Once you’ve established the skeleton of your comic book through the story outline and composition, it’s time to start filling in the details. Experienced comic book artists recommend establishing a consistent, feasible illustration style for your project, such as assigning specific textures or limiting frames per page.
For every element in your comic book, from characters and illustrations to fonts and colors, make sure to have a set of guidelines that you follow to keep consistency throughout your comic book.
Know your strengths and master drawing techniques before working on your comic book to avoid slow, frustrating work sessions. Experimenting too much can cause drastic differences in style between the first few pages and later panels.
7. Draw the Illustrations
After pre-planning and troubleshooting, it’s finally time to draw your comic book. The drawing process varies depending on your preferred medium (e.g., traditional pencil and paper or drawing software). Regardless of your choice, you can find various resources online to help you improve your drawing techniques.
Below are the steps you need to take to complete your comic book illustrations:
- Drawing—Sketch your illustrations with a pencil or outline them digitally, leaving space for text.
- Inking—Fill in the drawings with texture, depth, and shading effects according to the rules you set for yourself.
- Coloring—Keep the color palette simple, assign colors to each character or scene, and ensure continuity throughout the project.
- Lettering—Decide on legible hand lettering or installed fonts, and consider adding text boxes digitally in the next step.
8. Choose a Layout
Your story, composition, and illustrations are all set, but one last step that you need to do is to decide how you will present your story on the page. Choose a layout for your comic book that will emphasize the story and express your creative style.
Experiment with the page size, aspect ratio, fonts, and general design. Take the time to draw sample pages so you can decide on the best way to organize your comic book. You can draw inspiration from free comic books you can find online.
9. Choosing a Publishing Software
Determine which publishing software fits your skill level to help bring your comic book project to life. For a quick and simple solution, use a free desktop tool like BookWright to drag and drop image files into premade templates or create your own layout with added text boxes.
If you’ve already created your comic book in Adobe InDesign, use a free plug-in to set up your book with trim and bleed guidelines.
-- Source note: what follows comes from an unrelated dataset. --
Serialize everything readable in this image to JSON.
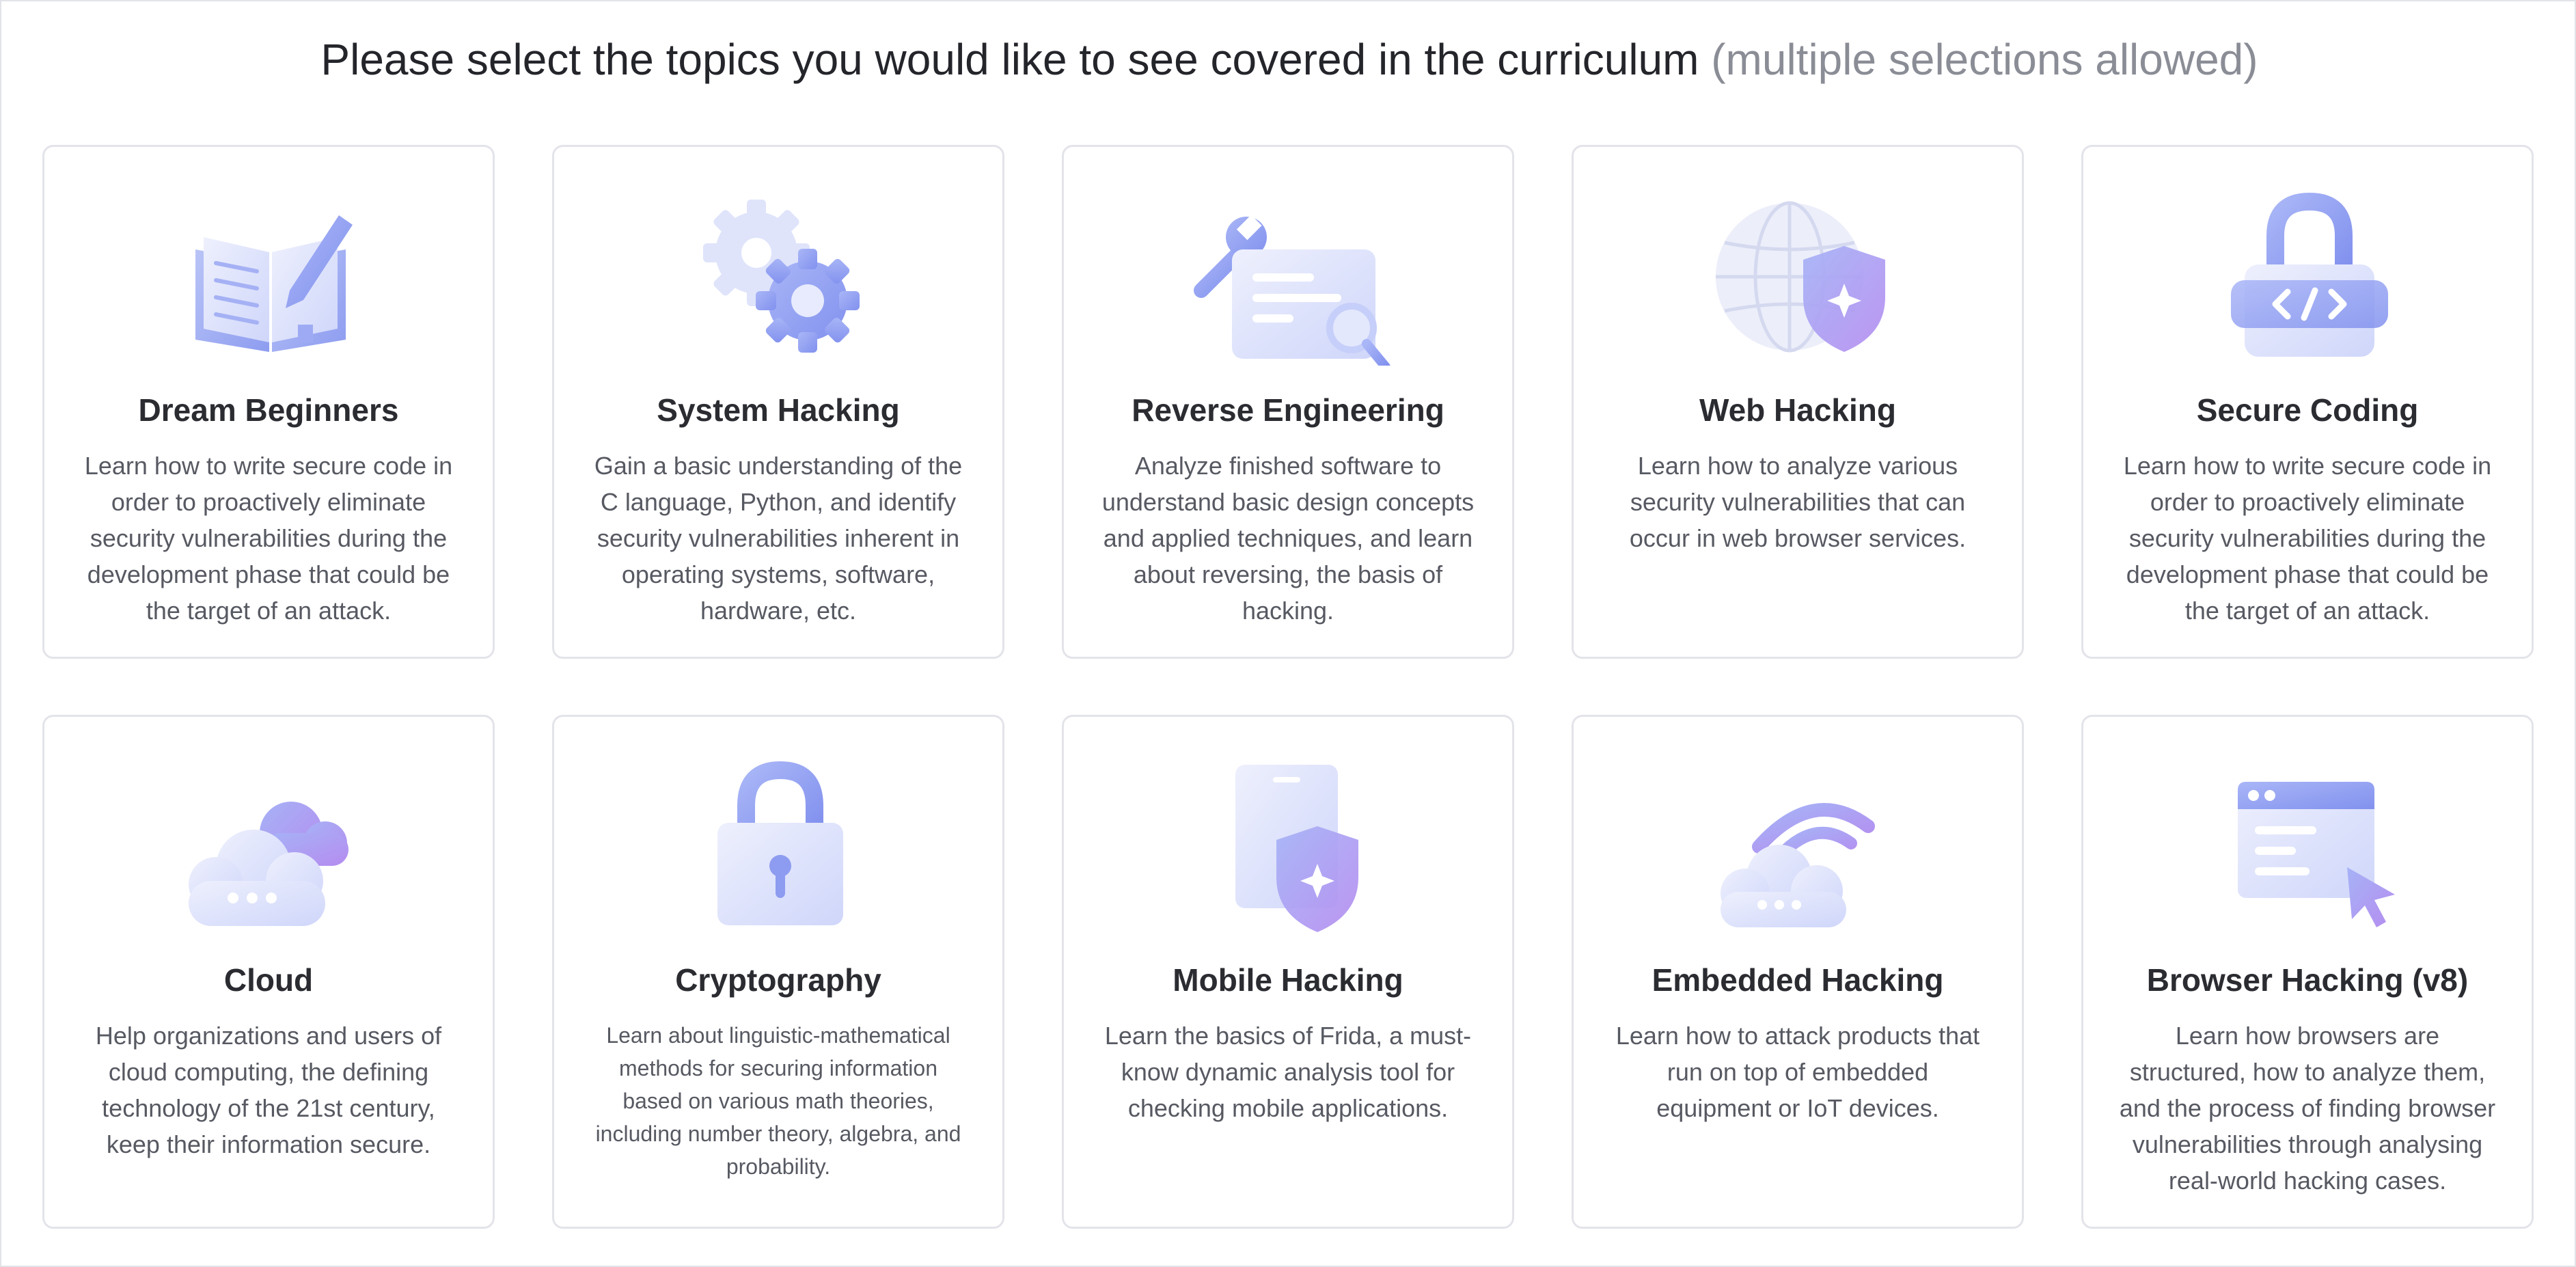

10. Promoting and Publishing Your Comic Book
Creating a comic book isn’t easy, and the amount of hard work and effort you put into it shouldn’t go to waste.
After you finish your comic book, consider how you want to publish and promote it. There are various self-publishing platforms and services to help you turn your comic book into a tangible product and make it available to readers.
You can also use various tactics to promote your comic book. From attending conventions and selling copies to creating a website and social media accounts, there are several ways to get your story out to the world.